    Anyway, the pastor's justification was that he was protecting the rest of the teens from her bad influence. Is this a reason used for excommunication?
    Thank God we live in the land of the free where I can continue to be inspired - at my free will and choice - to read and give 'silenced' prophets an opportunity to inspire me.
    Another thought that occurs to me that IS good parenting is our historical practice of reconciliation and penance. When someone is asked to take a 'time out' - literally was left outside the worshiping community due to harm done - and joyfully welcomed back after penance was performed. THAT is good parenting.

  3. Excommunication is considered "medicinal". It has the potential to be temporary.
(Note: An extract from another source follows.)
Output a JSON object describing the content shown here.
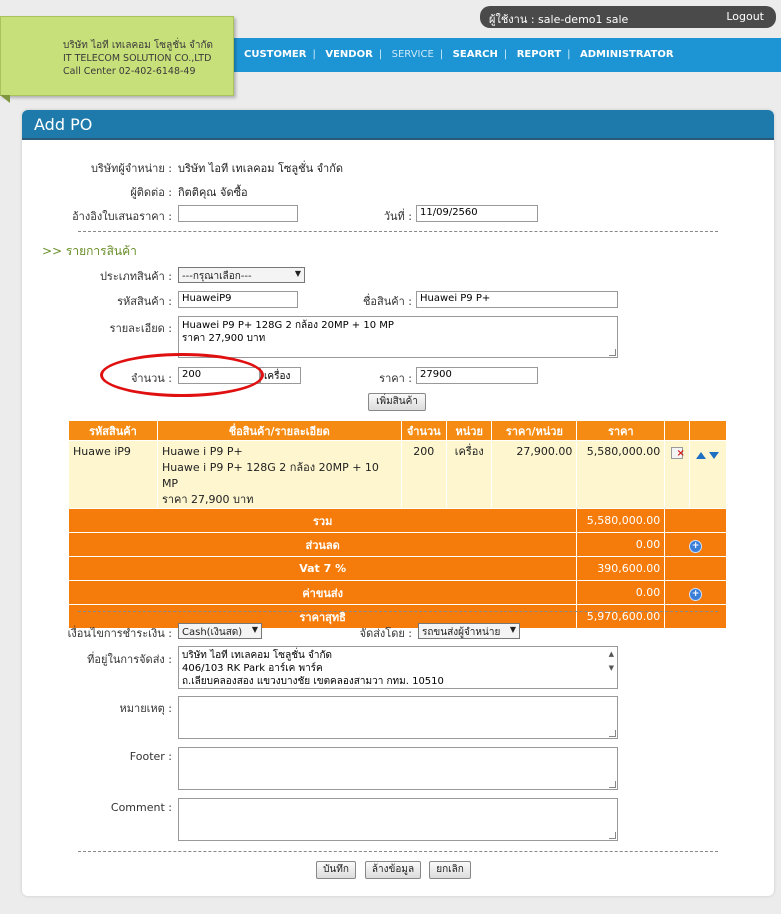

The official line is that one is set outside the church and will want to be re-included so much that one will repent so they can be re-admitted into communion. Some excommunications can be lifted by a pastor. Some by a bishop. Some only can be imposed or lifted by the pope.

  4. I agree that reconciliation is a great parenting tool.... 1. Admit you did something wrong, 2. Express sorrow, 3. Ask forgiveness, 4. Make reparations, 5. Change behavior so as to avoid in the future.

    I truly think that many of the faithful are most disgusted regarding the pedophile situation because the bishops have not admitted they did wrong nor any of the subsequent steps in reconciliation. They're sort of assuming people should just forgive and they continue on their merry way. However, we want to see structural changes to ensure that the 5th part of reconciliation occurs.

    Reconciliation is something I've taught my kids to use in interpersonal situations as well. The steps are solid.

  5. A brief note on your reference to structural violence: The broader definition you have provided (something is used to threaten people into subordination) would be structural if it applied to an entire group of people and was institutionalized in the culture. For example, if one priest is threatening one parishoner with excommunication to manipulate that parishoner's behavior, this would not be structural violence but personal violence or some form of bullying. However, if all clergy were threatening all parishoners with excommunication to manipulate behavior of the entire body of Catholics, this would be structural violence because it institutionalizes the practice across the entire culture.

    I think in this case, you may have named the situation correctly as structural violence provided the reference is toward the practice of the entire Church and not one specific instance of manipulation.

    ~Aimee Jr.